If you are thinking of starting a new business venture, be realistic about the projects and business ideas that you get tempted into. A new business – or even buying an existing one that looks profitable on paper – can drain you financially. Develop a coherent business plan and get a reputable business consultancy or your business banker to vet the details. Now is not the time to take uncalculated risks.
Tip #4: Cut your household budget
Bills will continue to reach you, while the salary that you have been receiving monthly won't. Now is the time to go through your monthly household budget with a fine tooth comb. You need to be strict and clinical about the expenses that are unavoidable (such as your bond repayments or kids’ school fees) and those that are luxuries and can be suspended until you have a regular income again.
Tip #5: Appoint a financial adviser
This truly is the best time to get a financial adviser. There are some big, important financial decisions to be made, and a qualified financial adviser can help you make them with confidence. For example, if you have been working for the same company for a number of years, you probably have built up a sizable pension fund. There are some investment decisions that you need to make about the future of this money. You don’t want to make any mistakes! Getting advice from a financial adviser experienced in retrenchments becomes invaluable. Also, if you have medical aid through your company, you need to decide what to do when this benefit comes to an end.
Tip #6: Stay away from your existing retirement savings
Cashing in 100% of your pension fund can be the most financially damaging decision you can make. Your retirement savings is your money for the future. It may be tempting to cash it all in and treat your pension fund like you’ve just won the Lotto, but don’t forget why you have this money saved up in the first place. If you cash in the entire pot, you’re robbing yourself at age 60 – it’s that simple. Before you cash in even a portion of the fund, find out how much tax you’ll have to pay on that money (see “Tax on your benefits: the different scenarios”). That should be reason enough for you to keep your pension fund invested.
Tip #7: Transfer your pension savings into a preservation fund
As the name suggests, preservation funds protect your pension money.
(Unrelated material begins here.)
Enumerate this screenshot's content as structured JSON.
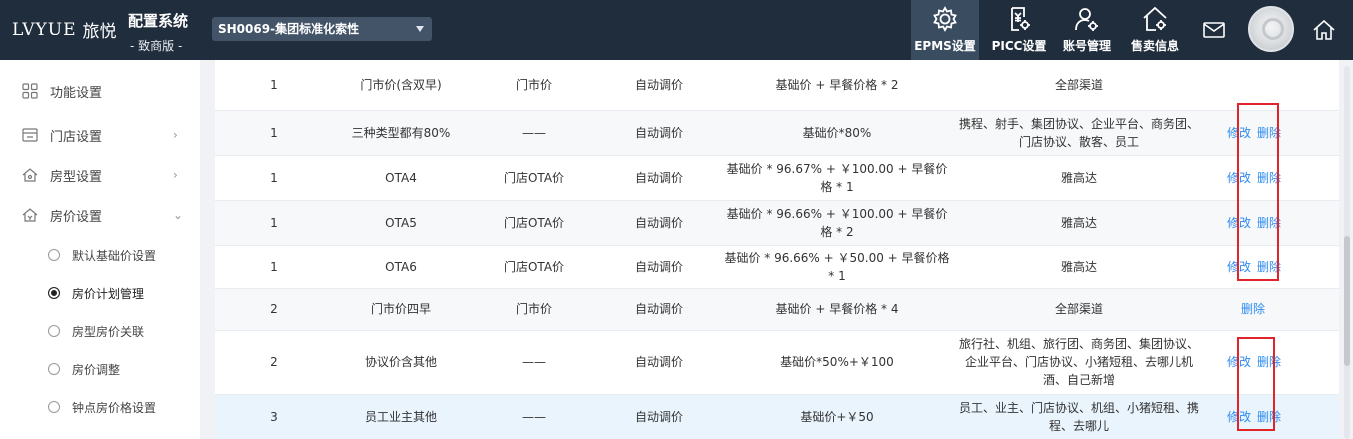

You can withdraw the money later, but the longer it stays there, the better. Together with your financial planner, you can decide how the money is invested.
Tip #8: Calculate how you will live until you start earning again
As mentioned earlier, cashing in your pension fund is not a good idea. If you are worried about covering your living expenses, find out the following, before you touch your retirement savings:
• What retrenchment or severance package is your company offering you? Your employment contract should include this information.
• How long will the retrenchment package last? Take into account your monthly living expenses, and where you can cut unnecessary spending.
• What other savings or investments do you have access to? It’s not ideal to dip into any investments, but in emergencies your savings (other than your pension fund) can tide you over until you start earning again.
Tip #9: Check if you have retrenchment cover
Check the cover on your credit card or retail store accounts. Perhaps there is built-in retrenchment cover you didn’t know about, that is included in your service fees. If you have a policy that covers retrenchment specifically, good for you. It could help ease your financial burden.
Tip #10: Speak up
Don’t be embarrassed to ask for better interest rates, reduced instalments on your accounts or even payment holidays. Whatever you do, don’t ignore your debt obligations. If you are struggling to keep up your debt payments, a conversation with the credit manager at your bank or a debt counsellor will go a long way in preventing judgements and blacklisting. Remember, your credit record is taken into account when you apply for a job, so you want to keep that as clean as possible.
Sherwin Govender is a Business Development Manager at Glacier by Sanlam.